(Element data from apps and pages)
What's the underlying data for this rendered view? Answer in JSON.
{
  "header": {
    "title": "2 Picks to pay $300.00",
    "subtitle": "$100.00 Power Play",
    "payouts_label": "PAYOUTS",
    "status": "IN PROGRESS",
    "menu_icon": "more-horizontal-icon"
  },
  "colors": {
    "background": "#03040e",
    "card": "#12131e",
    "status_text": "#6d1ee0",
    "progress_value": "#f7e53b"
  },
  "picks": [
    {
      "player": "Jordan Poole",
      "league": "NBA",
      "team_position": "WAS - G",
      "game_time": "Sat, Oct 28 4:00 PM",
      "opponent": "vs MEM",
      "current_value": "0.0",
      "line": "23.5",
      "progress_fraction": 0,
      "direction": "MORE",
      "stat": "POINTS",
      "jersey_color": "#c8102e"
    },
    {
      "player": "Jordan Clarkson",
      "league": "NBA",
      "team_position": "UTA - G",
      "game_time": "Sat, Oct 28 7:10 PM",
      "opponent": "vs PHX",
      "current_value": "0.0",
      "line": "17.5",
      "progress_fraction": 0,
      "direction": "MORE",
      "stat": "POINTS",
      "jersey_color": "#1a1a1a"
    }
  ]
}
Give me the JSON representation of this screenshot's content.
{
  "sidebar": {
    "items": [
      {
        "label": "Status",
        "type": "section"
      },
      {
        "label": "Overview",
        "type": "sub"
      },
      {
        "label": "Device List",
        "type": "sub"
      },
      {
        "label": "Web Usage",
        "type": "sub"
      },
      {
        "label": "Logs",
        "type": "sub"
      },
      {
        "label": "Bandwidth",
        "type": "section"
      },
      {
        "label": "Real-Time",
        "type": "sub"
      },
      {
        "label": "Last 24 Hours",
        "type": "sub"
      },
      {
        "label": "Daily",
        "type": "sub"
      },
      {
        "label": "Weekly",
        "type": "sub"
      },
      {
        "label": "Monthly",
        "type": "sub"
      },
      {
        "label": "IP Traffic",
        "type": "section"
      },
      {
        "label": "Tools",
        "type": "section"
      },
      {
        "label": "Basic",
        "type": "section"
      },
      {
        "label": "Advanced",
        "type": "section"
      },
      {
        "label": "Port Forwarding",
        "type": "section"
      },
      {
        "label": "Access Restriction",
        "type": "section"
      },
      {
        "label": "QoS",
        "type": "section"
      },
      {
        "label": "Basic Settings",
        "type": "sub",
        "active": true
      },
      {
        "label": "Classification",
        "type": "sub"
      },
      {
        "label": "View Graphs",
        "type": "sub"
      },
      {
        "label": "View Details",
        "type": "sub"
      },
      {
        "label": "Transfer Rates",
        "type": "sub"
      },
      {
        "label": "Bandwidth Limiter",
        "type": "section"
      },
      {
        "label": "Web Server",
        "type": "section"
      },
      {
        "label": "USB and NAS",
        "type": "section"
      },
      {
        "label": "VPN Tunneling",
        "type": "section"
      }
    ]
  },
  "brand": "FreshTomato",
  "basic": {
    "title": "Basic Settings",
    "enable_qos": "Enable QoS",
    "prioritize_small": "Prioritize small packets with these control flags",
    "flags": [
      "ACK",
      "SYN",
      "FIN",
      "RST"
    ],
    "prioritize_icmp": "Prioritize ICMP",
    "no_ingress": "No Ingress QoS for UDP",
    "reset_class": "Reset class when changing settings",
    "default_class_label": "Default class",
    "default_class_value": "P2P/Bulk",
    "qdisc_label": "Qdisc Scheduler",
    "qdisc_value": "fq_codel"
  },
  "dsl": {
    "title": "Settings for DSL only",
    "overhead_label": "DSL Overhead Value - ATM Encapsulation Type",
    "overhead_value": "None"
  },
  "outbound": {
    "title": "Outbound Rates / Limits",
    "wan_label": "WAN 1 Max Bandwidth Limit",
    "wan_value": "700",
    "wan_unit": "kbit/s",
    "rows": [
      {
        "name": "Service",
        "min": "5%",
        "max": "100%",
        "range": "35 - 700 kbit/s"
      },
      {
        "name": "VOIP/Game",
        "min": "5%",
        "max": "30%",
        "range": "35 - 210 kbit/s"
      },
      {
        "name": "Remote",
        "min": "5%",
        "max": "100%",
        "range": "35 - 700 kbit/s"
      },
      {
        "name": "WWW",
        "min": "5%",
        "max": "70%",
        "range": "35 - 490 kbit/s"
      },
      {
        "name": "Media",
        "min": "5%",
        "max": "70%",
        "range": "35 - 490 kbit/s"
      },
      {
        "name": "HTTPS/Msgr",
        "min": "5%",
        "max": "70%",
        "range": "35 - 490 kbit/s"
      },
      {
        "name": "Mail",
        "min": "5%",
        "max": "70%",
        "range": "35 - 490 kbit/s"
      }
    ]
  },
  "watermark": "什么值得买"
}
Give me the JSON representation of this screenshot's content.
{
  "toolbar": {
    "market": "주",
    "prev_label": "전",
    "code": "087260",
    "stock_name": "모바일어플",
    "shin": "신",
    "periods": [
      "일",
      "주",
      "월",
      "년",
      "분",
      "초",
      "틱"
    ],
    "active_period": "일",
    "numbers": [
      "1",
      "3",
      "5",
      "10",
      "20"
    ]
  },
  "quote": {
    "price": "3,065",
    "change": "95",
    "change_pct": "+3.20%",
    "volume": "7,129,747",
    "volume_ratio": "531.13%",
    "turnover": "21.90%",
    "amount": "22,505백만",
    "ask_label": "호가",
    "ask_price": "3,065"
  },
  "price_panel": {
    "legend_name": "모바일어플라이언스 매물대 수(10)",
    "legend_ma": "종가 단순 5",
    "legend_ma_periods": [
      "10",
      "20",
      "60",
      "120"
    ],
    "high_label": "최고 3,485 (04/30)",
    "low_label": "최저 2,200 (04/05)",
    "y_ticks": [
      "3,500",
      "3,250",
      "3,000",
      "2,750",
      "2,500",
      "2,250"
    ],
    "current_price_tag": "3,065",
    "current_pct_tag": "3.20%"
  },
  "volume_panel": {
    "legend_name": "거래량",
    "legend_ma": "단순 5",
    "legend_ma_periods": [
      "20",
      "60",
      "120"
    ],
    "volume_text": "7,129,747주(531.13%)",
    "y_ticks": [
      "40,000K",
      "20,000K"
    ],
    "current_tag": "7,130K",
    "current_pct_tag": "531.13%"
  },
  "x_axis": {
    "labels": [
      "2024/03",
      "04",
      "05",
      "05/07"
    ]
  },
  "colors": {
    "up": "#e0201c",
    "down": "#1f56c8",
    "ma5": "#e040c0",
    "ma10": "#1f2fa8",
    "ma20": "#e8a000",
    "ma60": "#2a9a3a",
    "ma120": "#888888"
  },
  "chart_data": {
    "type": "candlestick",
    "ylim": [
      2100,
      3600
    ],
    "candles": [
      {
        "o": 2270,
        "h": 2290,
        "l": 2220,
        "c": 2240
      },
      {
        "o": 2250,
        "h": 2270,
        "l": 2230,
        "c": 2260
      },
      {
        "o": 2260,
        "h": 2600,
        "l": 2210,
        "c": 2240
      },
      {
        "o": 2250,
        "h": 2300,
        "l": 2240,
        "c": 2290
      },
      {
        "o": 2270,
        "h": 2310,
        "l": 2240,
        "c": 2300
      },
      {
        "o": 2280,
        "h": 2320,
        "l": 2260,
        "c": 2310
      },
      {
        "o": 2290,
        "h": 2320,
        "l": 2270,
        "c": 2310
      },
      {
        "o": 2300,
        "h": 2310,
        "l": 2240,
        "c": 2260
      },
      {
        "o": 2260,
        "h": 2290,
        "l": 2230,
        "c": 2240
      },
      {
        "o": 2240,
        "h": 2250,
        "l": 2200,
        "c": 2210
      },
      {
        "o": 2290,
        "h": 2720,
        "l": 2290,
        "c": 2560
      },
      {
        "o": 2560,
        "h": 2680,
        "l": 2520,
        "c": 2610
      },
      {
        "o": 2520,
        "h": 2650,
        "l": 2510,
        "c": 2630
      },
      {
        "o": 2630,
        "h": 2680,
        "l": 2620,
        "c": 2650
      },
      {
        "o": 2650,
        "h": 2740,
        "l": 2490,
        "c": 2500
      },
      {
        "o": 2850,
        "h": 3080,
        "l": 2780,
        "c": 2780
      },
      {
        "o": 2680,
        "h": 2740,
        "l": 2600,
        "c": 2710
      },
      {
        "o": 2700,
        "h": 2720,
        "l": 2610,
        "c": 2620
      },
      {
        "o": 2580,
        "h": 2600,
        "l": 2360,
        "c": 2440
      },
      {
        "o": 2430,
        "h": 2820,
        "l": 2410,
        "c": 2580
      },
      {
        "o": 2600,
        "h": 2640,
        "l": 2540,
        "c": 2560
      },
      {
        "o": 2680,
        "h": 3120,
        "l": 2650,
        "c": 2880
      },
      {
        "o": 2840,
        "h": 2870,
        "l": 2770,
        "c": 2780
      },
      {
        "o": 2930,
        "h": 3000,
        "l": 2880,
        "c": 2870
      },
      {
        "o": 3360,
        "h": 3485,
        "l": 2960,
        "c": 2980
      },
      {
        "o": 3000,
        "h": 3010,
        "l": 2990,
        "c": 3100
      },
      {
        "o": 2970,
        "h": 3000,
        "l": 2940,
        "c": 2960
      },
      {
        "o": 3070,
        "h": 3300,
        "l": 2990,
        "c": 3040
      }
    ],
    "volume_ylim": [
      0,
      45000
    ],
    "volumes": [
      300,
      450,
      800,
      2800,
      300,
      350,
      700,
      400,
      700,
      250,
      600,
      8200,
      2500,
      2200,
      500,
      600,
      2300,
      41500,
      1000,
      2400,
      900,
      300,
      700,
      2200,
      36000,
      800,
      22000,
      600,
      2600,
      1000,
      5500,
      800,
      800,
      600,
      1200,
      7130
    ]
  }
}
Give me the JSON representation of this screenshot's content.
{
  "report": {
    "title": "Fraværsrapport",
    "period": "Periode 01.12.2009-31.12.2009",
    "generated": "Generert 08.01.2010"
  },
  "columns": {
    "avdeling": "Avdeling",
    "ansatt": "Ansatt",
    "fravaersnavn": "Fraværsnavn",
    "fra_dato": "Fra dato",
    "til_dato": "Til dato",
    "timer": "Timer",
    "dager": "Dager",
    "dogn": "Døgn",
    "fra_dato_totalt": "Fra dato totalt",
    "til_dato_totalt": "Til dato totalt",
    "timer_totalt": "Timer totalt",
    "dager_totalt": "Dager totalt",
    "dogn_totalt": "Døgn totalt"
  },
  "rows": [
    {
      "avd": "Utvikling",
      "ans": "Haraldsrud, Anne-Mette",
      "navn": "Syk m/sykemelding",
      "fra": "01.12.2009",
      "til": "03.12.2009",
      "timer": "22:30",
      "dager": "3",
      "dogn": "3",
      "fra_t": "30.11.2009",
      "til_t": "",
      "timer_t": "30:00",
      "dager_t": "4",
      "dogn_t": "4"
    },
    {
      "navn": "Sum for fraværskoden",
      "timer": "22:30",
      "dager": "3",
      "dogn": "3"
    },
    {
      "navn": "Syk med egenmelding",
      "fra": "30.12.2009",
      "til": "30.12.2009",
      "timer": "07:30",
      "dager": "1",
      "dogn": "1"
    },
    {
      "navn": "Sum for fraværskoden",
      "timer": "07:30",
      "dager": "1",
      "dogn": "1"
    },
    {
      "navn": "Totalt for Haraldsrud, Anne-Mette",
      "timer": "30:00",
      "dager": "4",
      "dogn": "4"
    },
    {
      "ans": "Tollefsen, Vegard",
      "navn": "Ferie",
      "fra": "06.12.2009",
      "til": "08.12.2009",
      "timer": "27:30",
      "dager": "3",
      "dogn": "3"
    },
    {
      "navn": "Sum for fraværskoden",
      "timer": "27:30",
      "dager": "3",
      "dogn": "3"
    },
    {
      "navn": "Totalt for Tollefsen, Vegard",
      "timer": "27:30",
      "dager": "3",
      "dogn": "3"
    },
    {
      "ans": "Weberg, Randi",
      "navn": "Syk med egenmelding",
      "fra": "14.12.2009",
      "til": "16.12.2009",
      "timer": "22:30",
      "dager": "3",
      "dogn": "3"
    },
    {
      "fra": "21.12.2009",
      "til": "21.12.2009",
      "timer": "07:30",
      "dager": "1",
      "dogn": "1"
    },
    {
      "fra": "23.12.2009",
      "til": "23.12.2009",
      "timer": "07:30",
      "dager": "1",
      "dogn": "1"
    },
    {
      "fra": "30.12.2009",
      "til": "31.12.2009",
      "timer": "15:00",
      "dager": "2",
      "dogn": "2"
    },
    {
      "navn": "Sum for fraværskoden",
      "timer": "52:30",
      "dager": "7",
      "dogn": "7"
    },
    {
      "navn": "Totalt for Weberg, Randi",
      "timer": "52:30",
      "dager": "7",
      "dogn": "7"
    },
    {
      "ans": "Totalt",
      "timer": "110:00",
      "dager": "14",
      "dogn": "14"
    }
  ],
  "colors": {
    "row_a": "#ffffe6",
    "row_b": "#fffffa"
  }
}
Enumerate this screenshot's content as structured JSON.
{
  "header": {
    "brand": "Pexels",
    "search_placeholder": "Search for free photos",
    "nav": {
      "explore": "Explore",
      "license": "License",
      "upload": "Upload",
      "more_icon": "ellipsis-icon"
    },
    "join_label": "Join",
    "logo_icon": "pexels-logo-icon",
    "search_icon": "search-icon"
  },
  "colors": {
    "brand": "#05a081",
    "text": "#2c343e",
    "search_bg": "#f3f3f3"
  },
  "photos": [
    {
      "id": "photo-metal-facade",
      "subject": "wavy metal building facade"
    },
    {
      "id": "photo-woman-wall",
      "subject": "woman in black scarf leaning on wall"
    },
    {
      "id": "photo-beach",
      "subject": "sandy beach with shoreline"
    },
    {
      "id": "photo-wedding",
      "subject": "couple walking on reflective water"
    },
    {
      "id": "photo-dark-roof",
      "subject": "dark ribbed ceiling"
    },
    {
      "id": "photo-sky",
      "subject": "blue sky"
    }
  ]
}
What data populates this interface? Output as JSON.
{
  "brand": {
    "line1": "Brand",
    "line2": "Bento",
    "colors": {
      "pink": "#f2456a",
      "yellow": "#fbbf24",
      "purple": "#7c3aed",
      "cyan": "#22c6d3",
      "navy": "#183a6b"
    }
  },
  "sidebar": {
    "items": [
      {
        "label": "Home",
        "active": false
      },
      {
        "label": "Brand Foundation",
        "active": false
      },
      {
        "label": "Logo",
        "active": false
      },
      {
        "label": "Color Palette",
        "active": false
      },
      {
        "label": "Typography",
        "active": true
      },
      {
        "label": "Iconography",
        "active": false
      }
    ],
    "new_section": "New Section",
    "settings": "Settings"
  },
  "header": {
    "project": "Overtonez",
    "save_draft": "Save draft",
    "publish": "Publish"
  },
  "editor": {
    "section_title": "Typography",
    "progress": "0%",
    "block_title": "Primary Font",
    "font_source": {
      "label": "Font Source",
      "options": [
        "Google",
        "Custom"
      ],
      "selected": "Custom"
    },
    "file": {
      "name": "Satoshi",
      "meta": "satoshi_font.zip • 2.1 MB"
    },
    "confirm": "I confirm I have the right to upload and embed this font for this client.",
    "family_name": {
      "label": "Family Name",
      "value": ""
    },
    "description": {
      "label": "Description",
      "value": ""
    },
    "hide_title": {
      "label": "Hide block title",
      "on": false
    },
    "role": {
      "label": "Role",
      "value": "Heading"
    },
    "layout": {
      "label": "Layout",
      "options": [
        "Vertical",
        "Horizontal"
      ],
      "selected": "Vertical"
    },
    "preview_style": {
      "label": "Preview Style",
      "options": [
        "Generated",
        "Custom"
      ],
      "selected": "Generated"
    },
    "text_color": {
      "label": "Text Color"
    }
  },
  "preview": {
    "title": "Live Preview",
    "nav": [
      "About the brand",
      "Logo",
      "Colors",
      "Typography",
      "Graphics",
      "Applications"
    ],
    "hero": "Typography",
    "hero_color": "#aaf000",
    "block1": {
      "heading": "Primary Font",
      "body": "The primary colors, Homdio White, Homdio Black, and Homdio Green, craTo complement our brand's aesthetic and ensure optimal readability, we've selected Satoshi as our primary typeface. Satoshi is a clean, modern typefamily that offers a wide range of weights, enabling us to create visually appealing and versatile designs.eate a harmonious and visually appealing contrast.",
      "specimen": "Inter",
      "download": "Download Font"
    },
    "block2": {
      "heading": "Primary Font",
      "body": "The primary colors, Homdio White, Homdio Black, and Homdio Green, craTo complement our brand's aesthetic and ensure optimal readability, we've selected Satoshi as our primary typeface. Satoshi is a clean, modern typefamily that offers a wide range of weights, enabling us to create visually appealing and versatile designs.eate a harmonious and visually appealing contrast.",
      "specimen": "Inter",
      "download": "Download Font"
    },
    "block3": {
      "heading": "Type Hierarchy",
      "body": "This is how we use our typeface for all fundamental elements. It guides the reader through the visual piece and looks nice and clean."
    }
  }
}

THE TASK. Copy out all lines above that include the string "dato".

TASK RESPONSE.
    "fra_dato": "Fra dato",
    "til_dato": "Til dato",
    "fra_dato_totalt": "Fra dato totalt",
    "til_dato_totalt": "Til dato totalt",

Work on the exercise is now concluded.